> [TASK ITEM]: Reproduce every entry word for word.

'''

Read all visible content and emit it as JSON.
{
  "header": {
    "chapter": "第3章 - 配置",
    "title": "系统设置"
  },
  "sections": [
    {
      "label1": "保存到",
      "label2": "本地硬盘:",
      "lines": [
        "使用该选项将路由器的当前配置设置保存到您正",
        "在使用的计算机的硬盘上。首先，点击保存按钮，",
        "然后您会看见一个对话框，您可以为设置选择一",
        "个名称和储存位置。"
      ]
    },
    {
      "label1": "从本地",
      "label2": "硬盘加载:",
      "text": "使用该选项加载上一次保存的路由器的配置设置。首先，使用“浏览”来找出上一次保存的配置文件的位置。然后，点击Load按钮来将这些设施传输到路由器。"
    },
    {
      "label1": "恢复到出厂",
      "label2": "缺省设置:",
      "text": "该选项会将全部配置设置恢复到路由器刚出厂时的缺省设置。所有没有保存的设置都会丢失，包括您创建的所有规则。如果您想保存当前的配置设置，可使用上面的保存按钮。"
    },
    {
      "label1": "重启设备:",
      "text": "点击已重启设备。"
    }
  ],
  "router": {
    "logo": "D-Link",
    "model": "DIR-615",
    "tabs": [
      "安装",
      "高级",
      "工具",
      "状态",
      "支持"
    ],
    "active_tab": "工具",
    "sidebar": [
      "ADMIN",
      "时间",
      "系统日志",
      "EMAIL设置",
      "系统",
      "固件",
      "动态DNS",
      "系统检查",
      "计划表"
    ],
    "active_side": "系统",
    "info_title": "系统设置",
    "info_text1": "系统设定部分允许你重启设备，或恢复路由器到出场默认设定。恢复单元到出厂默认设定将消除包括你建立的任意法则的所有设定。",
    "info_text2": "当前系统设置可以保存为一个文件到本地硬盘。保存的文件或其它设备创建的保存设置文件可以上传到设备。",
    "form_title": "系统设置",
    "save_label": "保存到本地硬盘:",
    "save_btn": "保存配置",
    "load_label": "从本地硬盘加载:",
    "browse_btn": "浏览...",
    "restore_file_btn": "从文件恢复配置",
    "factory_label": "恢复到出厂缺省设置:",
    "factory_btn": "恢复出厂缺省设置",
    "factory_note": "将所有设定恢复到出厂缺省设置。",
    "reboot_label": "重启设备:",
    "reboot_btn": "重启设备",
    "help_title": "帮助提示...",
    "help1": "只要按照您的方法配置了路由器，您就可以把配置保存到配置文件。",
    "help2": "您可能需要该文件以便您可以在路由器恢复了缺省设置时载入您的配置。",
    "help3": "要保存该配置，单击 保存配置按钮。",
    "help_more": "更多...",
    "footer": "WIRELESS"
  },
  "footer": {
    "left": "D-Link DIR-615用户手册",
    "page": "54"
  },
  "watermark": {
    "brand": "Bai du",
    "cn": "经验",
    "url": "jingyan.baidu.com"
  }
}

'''

> [FINAL ANSWER]:
Read all visible content and emit it as JSON.
{
  "header": {
    "chapter": "第3章 - 配置",
    "title": "系统设置"
  },
  "sections": [
    {
      "label1": "保存到",
      "label2": "本地硬盘:",
      "lines": [
        "使用该选项将路由器的当前配置设置保存到您正",
        "在使用的计算机的硬盘上。首先，点击保存按钮，",
        "然后您会看见一个对话框，您可以为设置选择一",
        "个名称和储存位置。"
      ]
    },
    {
      "label1": "从本地",
      "label2": "硬盘加载:",
      "text": "使用该选项加载上一次保存的路由器的配置设置。首先，使用“浏览”来找出上一次保存的配置文件的位置。然后，点击Load按钮来将这些设施传输到路由器。"
    },
    {
      "label1": "恢复到出厂",
      "label2": "缺省设置:",
      "text": "该选项会将全部配置设置恢复到路由器刚出厂时的缺省设置。所有没有保存的设置都会丢失，包括您创建的所有规则。如果您想保存当前的配置设置，可使用上面的保存按钮。"
    },
    {
      "label1": "重启设备:",
      "text": "点击已重启设备。"
    }
  ],
  "router": {
    "logo": "D-Link",
    "model": "DIR-615",
    "tabs": [
      "安装",
      "高级",
      "工具",
      "状态",
      "支持"
    ],
    "active_tab": "工具",
    "sidebar": [
      "ADMIN",
      "时间",
      "系统日志",
      "EMAIL设置",
      "系统",
      "固件",
      "动态DNS",
      "系统检查",
      "计划表"
    ],
    "active_side": "系统",
    "info_title": "系统设置",
    "info_text1": "系统设定部分允许你重启设备，或恢复路由器到出场默认设定。恢复单元到出厂默认设定将消除包括你建立的任意法则的所有设定。",
    "info_text2": "当前系统设置可以保存为一个文件到本地硬盘。保存的文件或其它设备创建的保存设置文件可以上传到设备。",
    "form_title": "系统设置",
    "save_label": "保存到本地硬盘:",
    "save_btn": "保存配置",
    "load_label": "从本地硬盘加载:",
    "browse_btn": "浏览...",
    "restore_file_btn": "从文件恢复配置",
    "factory_label": "恢复到出厂缺省设置:",
    "factory_btn": "恢复出厂缺省设置",
    "factory_note": "将所有设定恢复到出厂缺省设置。",
    "reboot_label": "重启设备:",
    "reboot_btn": "重启设备",
    "help_title": "帮助提示...",
    "help1": "只要按照您的方法配置了路由器，您就可以把配置保存到配置文件。",
    "help2": "您可能需要该文件以便您可以在路由器恢复了缺省设置时载入您的配置。",
    "help3": "要保存该配置，单击 保存配置按钮。",
    "help_more": "更多...",
    "footer": "WIRELESS"
  },
  "footer": {
    "left": "D-Link DIR-615用户手册",
    "page": "54"
  },
  "watermark": {
    "brand": "Bai du",
    "cn": "经验",
    "url": "jingyan.baidu.com"
  }
}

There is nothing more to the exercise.